From a supply perspective, there’s also been no rush to the exit from investors, despite a fair amount of postulation after such direct targeting from the Government and Reserve Bank. Listings are higher than in the last two years, however Mr Goodall said this is due to properties selling more slowly, increasing stock levels, not an increased flow of properties being listed each week.
“Perhaps some investors, as they approach their bright-line date (five years for many, ten years for recent entrants) will look to sell, thus avoiding a larger capital gains tax, but for now, they’ve been holding on,” said Mr Goodall.
“Similar to owner occupiers then, the outlook for investment demand looks limited and this will reduce the chance of an upcoming bounce back in values, but a more aggressive fall away in values also seems less likely as the long term appeal, perceived lack of alternatives and the good ol’ Kiwi obsession with investment property remains.”
Regional House Price Index results
Outside the main cities there are very few areas showing any consistent growth. Those with monthly growth are generally down over the last three months (Whanganui and Hastings), while those with lingering shoots of growth over the quarter (New Plymouth, Whangārei and Queenstown) are showing more recent weakness.

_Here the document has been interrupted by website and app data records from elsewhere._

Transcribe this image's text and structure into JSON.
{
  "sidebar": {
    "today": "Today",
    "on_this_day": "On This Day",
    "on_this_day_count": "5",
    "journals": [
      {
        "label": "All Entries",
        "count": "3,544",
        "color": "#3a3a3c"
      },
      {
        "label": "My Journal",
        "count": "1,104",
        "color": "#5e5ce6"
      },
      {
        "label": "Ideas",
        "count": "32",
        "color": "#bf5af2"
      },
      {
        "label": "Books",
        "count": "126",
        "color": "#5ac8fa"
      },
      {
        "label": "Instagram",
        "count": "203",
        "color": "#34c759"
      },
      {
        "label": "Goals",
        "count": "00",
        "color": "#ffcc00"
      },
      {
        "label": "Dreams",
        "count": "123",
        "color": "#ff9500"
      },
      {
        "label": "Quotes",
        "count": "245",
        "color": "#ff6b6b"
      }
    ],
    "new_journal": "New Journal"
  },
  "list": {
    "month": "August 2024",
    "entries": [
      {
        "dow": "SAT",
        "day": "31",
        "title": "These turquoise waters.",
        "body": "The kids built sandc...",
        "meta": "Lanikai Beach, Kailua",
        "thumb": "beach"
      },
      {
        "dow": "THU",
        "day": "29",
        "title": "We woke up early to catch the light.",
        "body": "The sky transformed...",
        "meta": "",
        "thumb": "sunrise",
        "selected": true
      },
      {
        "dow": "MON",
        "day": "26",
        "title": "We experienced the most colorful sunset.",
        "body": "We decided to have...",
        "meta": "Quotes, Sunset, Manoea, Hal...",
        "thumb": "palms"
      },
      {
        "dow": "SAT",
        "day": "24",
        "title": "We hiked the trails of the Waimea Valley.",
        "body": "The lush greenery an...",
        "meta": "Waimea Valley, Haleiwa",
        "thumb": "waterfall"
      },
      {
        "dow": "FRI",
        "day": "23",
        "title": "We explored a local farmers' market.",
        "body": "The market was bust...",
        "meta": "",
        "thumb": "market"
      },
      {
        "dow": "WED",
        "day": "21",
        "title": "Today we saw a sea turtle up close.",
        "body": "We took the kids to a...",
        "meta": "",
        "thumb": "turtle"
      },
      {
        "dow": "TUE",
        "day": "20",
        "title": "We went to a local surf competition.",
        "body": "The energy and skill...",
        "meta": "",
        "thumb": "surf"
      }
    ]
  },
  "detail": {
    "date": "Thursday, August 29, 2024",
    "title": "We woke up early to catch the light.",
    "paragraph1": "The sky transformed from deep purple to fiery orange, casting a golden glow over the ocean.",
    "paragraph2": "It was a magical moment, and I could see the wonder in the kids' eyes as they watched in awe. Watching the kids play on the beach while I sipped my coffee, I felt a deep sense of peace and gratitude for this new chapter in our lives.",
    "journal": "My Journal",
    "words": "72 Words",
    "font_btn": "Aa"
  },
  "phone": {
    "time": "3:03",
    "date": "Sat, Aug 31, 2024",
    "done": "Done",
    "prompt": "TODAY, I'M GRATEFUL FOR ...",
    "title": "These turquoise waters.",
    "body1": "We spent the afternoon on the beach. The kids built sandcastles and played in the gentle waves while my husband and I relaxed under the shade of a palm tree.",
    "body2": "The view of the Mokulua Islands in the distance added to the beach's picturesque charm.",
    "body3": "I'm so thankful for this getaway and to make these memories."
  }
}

The wider Wellington region as well as Palmerston North a bit further up the line, have experienced more persistent value weakness, with annual rates of growth in these areas falling to 5.3% or lower. Quarterly falls of more than 6% in both Lower Hutt and Upper Hutt illustrate a swiftly turning market.
CoreLogic House Price Index – Other Main Urban Areas (ordered by annual growth)